I have always been scared of dogs for as long as I can remember. My Dad tells me I was nipped at by a terrier as a toddler and I can certainly recall being snapped at by a German Shepherd as I ran past it in a park aged about ten although I was already scared of dogs by then. It has definitely been a fear which affected me in life. I would cross over the road to avoid walking past a dog even if it was on a lead. If I was going to visit someone who I had not been to the house of before I would check if they had a dog and I have never yet rung a doorbell without feeling trepidation about the noise being followed by a dog barking or seeing the shadow of a dog jumping up on the other side of a door. I have had to ask friends to shut a dog away or left somewhere where a loose dog was around. Walks in woods or on the downs were always hampered by the idea of a dog appearing. The heart racing, breath catching, sweat forming fear of a dog coming close was always with me.
It was a fear I was desperate not to pass on to Davies or Scarlett. From an early age I warned them of the danger of approaching a dog and ensured they always checked first with a dog’s owner about how friendly they were or took their cue from the dog itself for while fear of dogs is a rational phobia – after all they can do some serious harm to you, it was also something which I knew at times was too controlling and out of hand for me and eclipsed self preservation from harm, particularly with tiny dogs or ones which I was assured were friendly and harmless. Both the children appreciated that I was afraid of dogs but neither of them were and Scarlett particularly loved dogs from an early age.
When we were planning our WWOOFing adventures I was very aware that this could pose a big problem for me. I knew that many of the hosts we would be staying with would have dogs, loose dogs who I would need to coexist alongside. There were times over that year when my bravado left me and I got scared and I don’t think I ever let myself be in a situation where I was left alone with a dog but I definitely got over the worst of my fears and only once of twice did Ady have to step in and get between me and a dog so I felt safe again.
Even so, if you’d ever told me I might one day own a dog I would never have believed you. Such a notion would definitely be up there with having children, not sending them to school, learning to love camping trips, spending a year in a campervan, living off grid, helping a pig deliver a litter of piglets, plucking turkeys and chickens….. So when we were planning our move to Rum I found myself planning getting a dog. There were certain pre-requisites to meet – it needed to be a puppy so that I was never scared of it, a clever and easily trainable dog, one with plenty of energy, one suited to our new lifestyle, one we could collect between Sussex and Rum. We have rehomed lots of rescue cats and I would usually encourage giving unwanted animals a home rather than paying for pedigrees from a breeder but a rescue dog is likely to come with a back story that doesn’t fit with a nervous owner so a border collie from a breeder local to Rum with the right age puppies ready to collect was the right option for us.
So six years ago today we exchanged a wad of cash for a little black and white bundle the night before we moved to Rum. We had a few possible names for her but none of them suited her and Davies came up with the idea of Bonnie, in homage to our new move to Bonny Scotland.
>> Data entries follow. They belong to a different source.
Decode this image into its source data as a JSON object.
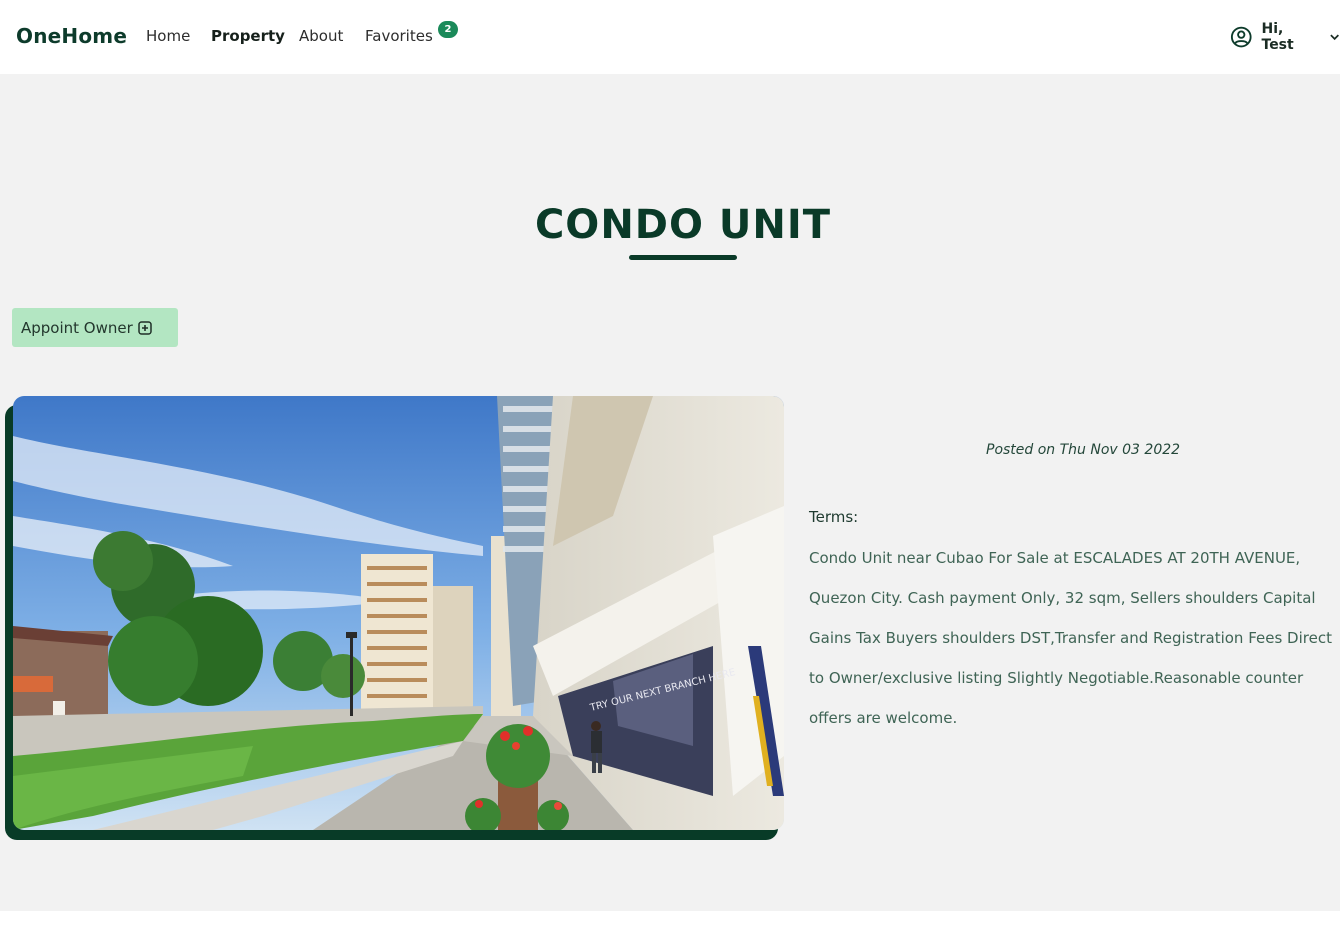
{
  "navbar": {
    "brand": "OneHome",
    "links": [
      {
        "label": "Home"
      },
      {
        "label": "Property"
      },
      {
        "label": "About"
      },
      {
        "label": "Favorites"
      }
    ],
    "favorites_count": "2",
    "user_greeting": "Hi, Test"
  },
  "listing": {
    "title": "CONDO UNIT",
    "appoint_button": "Appoint Owner",
    "posted": "Posted on Thu Nov 03 2022",
    "terms_label": "Terms:",
    "terms_text": "Condo Unit near Cubao For Sale at ESCALADES AT 20TH AVENUE, Quezon City. Cash payment Only, 32 sqm, Sellers shoulders Capital Gains Tax Buyers shoulders DST,Transfer and Registration Fees Direct to Owner/exclusive listing Slightly Negotiable.Reasonable counter offers are welcome.",
    "photo_sign_text": "TRY OUR NEXT BRANCH HERE"
  },
  "colors": {
    "brand_dark_green": "#0a3a28",
    "badge_green": "#1b8a5a",
    "button_light_green": "#b3e6c2",
    "page_background": "#f2f2f2"
  },
  "icons": {
    "user": "user-circle-icon",
    "dropdown": "chevron-down-icon",
    "appoint": "plus-square-icon"
  }
}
It fitted perfectly, just like Bonnie herself. I will probably never own another dog, a long haired breed was a foolish choice for a lifestyle where gills and webbed feet might have been more appropriate, bringing a small puppy into an already complicated enough new life was an additional complication and I still really prefer cats. I remain scared of dogs I don’t know, and quite a few I do.
But on balance, offering love and devotion, loyalty and the most delighted welcome even if you only left for half an hour Bonnie has been a splendid addition to our family, adapting marvellously to all our quirks and foibles, tagging along for stupid adventures and coping well with 18 drives and ferry trips. She’s by no means perfect which is why she is a perfect fit with us.